icon bookmark-bicon bookmarkicon cameraicon checkicon chevron downicon chevron lefticon chevron righticon chevron upicon closeicon v-compressicon downloadicon editicon v-expandicon fbicon fileicon filtericon flag ruicon full chevron downicon full chevron lefticon full chevron righticon full chevron upicon gpicon insicon mailicon moveicon-musicicon mutedicon nomutedicon okicon v-pauseicon v-playicon searchicon shareicon sign inicon sign upicon stepbackicon stepforicon swipe downicon tagicon tagsicon tgicon trashicon twicon vkicon yticon wticon fm
6 Jun, 2018 03:43

Italy’s new prime minister backs easing Russia sanctions

Italy’s new prime minister backs easing Russia sanctions

In his first address to the parliament on Tuesday, Italy’s newly sworn-in Prime Minister Giuseppe Conte emphasised his government’s commitment to dialogue with Russia, with an intention to review the EU sanctions policies.

“We will promote openness towards Russia that has in the last years reaffirmed its international role in various geopolitical critical situations,” Conte told the parliament in a plea for confidence for the newly formed Euroskeptic government.

The 53-year-old PM voiced his support for the new Interior Minister Matteo Salvini’s pro-Russia stance, and he promised that Italy will take steps to lift the sanctions against Russia.

“We will promote the revision of the sanctions system, starting with those that threaten Russian society,” the Italian prime minister said.
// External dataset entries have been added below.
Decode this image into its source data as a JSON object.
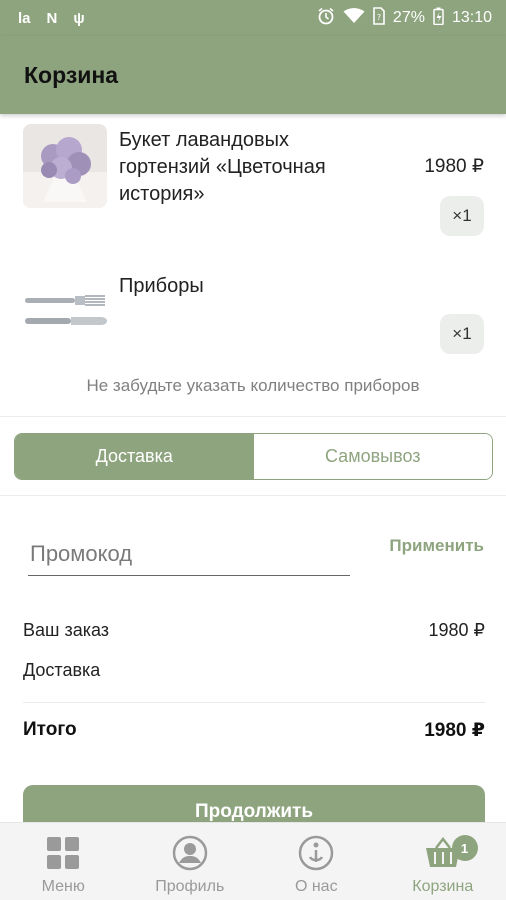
{
  "status_bar": {
    "left_icons": [
      "la-icon",
      "n-icon",
      "usb-icon"
    ],
    "left_text": [
      "la",
      "N",
      "ψ"
    ],
    "battery_percent": "27%",
    "time": "13:10"
  },
  "appbar": {
    "title": "Корзина"
  },
  "cart": {
    "items": [
      {
        "name": "Букет лавандовых гортензий «Цветочная история»",
        "price": "1980 ₽",
        "qty": "×1"
      },
      {
        "name": "Приборы",
        "price": "",
        "qty": "×1"
      }
    ],
    "hint": "Не забудьте указать количество приборов"
  },
  "delivery_toggle": {
    "delivery": "Доставка",
    "pickup": "Самовывоз",
    "selected": "Доставка"
  },
  "promo": {
    "placeholder": "Промокод",
    "value": "",
    "apply_label": "Применить"
  },
  "summary": {
    "order_label": "Ваш заказ",
    "order_value": "1980 ₽",
    "delivery_label": "Доставка",
    "delivery_value": "",
    "total_label": "Итого",
    "total_value": "1980 ₽"
  },
  "continue_label": "Продолжить",
  "bottom_nav": {
    "items": [
      {
        "label": "Меню",
        "icon": "grid-icon"
      },
      {
        "label": "Профиль",
        "icon": "profile-icon"
      },
      {
        "label": "О нас",
        "icon": "info-icon"
      },
      {
        "label": "Корзина",
        "icon": "basket-icon",
        "badge": "1"
      }
    ]
  },
  "colors": {
    "accent": "#8ea47f",
    "text": "#222222",
    "muted": "#808080"
  }
}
He was heartily applauded by members of the parliament who welcomed his words.

With these words, Conte confirmed the intention that had earlier been outlined in the agreement between Salvini’s League and Luigi Di Maio’s Five Star Movement, the two pillars of the present coalition.

Flanked by Di Maio and Salvini, who didn’t hide their approval of his speech, Conte also reaffirmed another point that had been highlighted by the coalition earlier – Italy intends to remain a NATO member, with the United States as its privileged ally.

In light of the growing criticism of the new government’s anti-immigrant feeling, Conte explained that what the coalition wanted was to “end the immigration business, which has grown out of all proportion under the cloak of fake solidarity.”

“We are not and will never be racists,” he said, but added that the EU has failed to handle the flow of migrants and pinned the blame on the community for having allowed the “egotistical closures” of the boundaries to some European states, which had serious repercussions for Italy.

The closures, combined with the Dublin rule that requires migrants to file for asylum in the first EU state in which they arrive, have forced Italy to receive over 700,000 refugees since 2013.

The new PM vowed to solve this problem by “forcefully seeking to overcome the Dublin rule to have the system of equally shared responsibility and automatic reallocation of asylum-seekers.”

Dispelling rumours of his government’s resentment of the EU leadership, Conte said “Europe is our home,” but added that Italy has to negotiate its own interests in the EU.

With a pronounced emphasis on solving domestic problems, the Euroskeptic government led by Giuseppe Conte will move to introduce a “flat tax” to solve the problem of excessive taxation, which, “combined with an excessive amount of bureaucracy,” has been seriously damaging to the country’s competitiveness. Conte has also promised to introduce pension cuts for members of the parliament and to boost spending on welfare for the poor.

Unlikely as it seemed at first, the League and the Five Star Movement government, which collectively won the majority in nationwide elections on March 4, moved from signaling their unwillingness to cooperate at all to signing an agreement with a plan of action to tackle various internal and international issues. The two party leaders had been impatient to fulfil their election promises in what they defined to be “the government of change.”

Think your friends would be interested? Share this story!